When cholera again appeared in London in 1848-9, an explosive outbreak occurred among residents of Albion Terrace, a small row of 17 households along Wandsworth Road, south of the River Thames.  Wandsworth Road was a major route from London, serving as a turnpike (or toll) road until the 1860s.  Building of houses was limited to the immediate roadside, with one such development being Albion Terrace.  Snow described the outbreak in his book: 

In Albion Terrace, Wandsworth Road, there was an extraordinary mortality from cholera in 1849, which was the more striking as there were no other cases at the time in the immediate neighborhood; the houses opposite to, behind, and in the same line, at each end of those in which the disease prevailed, having been free from it. 
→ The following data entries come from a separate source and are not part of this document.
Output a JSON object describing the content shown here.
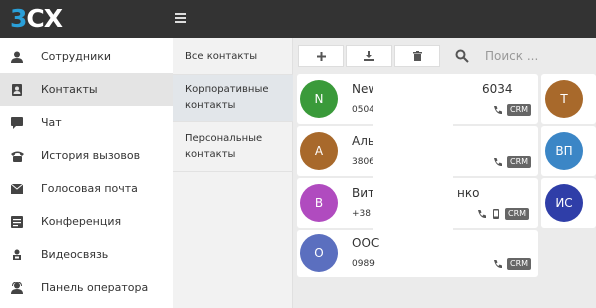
{
  "app": {
    "logo_prefix": "3",
    "logo_suffix": "CX"
  },
  "sidebar": {
    "items": [
      {
        "label": "Сотрудники",
        "icon": "user-icon"
      },
      {
        "label": "Контакты",
        "icon": "contacts-icon",
        "active": true
      },
      {
        "label": "Чат",
        "icon": "chat-icon"
      },
      {
        "label": "История вызовов",
        "icon": "phone-history-icon"
      },
      {
        "label": "Голосовая почта",
        "icon": "envelope-icon"
      },
      {
        "label": "Конференция",
        "icon": "conference-icon"
      },
      {
        "label": "Видеосвязь",
        "icon": "video-icon"
      },
      {
        "label": "Панель оператора",
        "icon": "operator-panel-icon"
      }
    ]
  },
  "subnav": {
    "items": [
      {
        "label": "Все контакты"
      },
      {
        "label": "Корпоративные контакты",
        "active": true
      },
      {
        "label": "Персональные контакты"
      }
    ]
  },
  "toolbar": {
    "add_icon": "plus-icon",
    "import_icon": "download-icon",
    "delete_icon": "trash-icon",
    "search_placeholder": "Поиск ..."
  },
  "contacts": [
    {
      "initial": "N",
      "color": "#3a9a3a",
      "name_start": "New ",
      "name_end": "6034",
      "phone": "0504",
      "crm": "CRM"
    },
    {
      "initial": "A",
      "color": "#a8692b",
      "name_start": "Аль",
      "phone": "3806",
      "crm": "CRM"
    },
    {
      "initial": "В",
      "color": "#b04bbf",
      "name_start": "Вит",
      "name_end": "нко",
      "phone": "+38",
      "crm": "CRM"
    },
    {
      "initial": "О",
      "color": "#5b6fbf",
      "name_start": "ООС",
      "phone": "0989",
      "crm": "CRM"
    }
  ],
  "side_contacts": [
    {
      "initial": "T",
      "color": "#a8692b"
    },
    {
      "initial": "ВП",
      "color": "#3b86c6"
    },
    {
      "initial": "ИС",
      "color": "#2f3ea8"
    }
  ]
}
- Snow, John. Communication of Cholera, 1855, p. 25 

But who lives there?  He goes on to write of their personal characteristics:

The row of houses in which the cholera prevailed to an extent probably at that time quite unprecedented in this country, constituted the genteel suburban dwellings of a number of professional and trades-people, and are most of them detached a few feet from each other. 

Before offering details, Snow tells how they likely became infected with cholera:

They were supplied with water on the same plan. In this instance the water got contaminated by the contents of the house drains and cesspools. The cholera extended to nearly all the houses in which the water was thus tainted, and to no others. 


For further details of the outbreak, including cases, deaths and likely means of transmission, click 

Albion Terrace is around the corner from Albion Street.  In the 1859 Reynolds map, the terrace is not identified but Albion Street can be seen in the bottom right of V 14. (see below). 


(Quarter Mile Section - V 14)


Bailey KA. Battersea & Clampton, 1870. Old Ordnance Survey Maps, London Sheet 101, The Godfrey Edition. 

Snow J. On the Mode of Communication of Cholera, Second Ed., 1855.

Weinreb B, Hibbert C (eds). The London Encyclopaedia, 1993.

Between 1859 and 1862, the names of Albion Street and Albion Terrace were changed to Milton Street and Milton Terrace, respectively.  Perhaps the name change occurred because of adverse publicity due to the outbreak. Both Milton Street and Milton Terrace are shown in Stanford's Library Map of London and its Suburbs of 1862 (see below). 

Stanford's Library Map of London and Its Suburb, 1862

Click here to see more details 13 years later

Addition details of the area are presented in the Old Ordnance Survey map of 1870 (see below).  Milton Street (formerly Albion Street) is seen on the map, but the name is not clearly identified.  

Old Ordnance Survey Map of 1870

Click here to see more details 11 years later

Dr. Snow and his colleagues write of a sewer that was close to Albion Terrace, emitting an odor that was often noticed by local residents.  The location of this sewer (i.e. Health Wall sewer) in seen in Robert Mylne's 1856 map of the principal sewers in London. 

Mylne's Sewer Map of 1856

Click here to see more details 3 years later

In September, 1849, following the outbreak, Dr. Snow wrote a letter to the London Medical Gazette describing more fully what occurred.

Written Account of Albion Terrace Outbreak

Click here to read John Snow's letter of 1849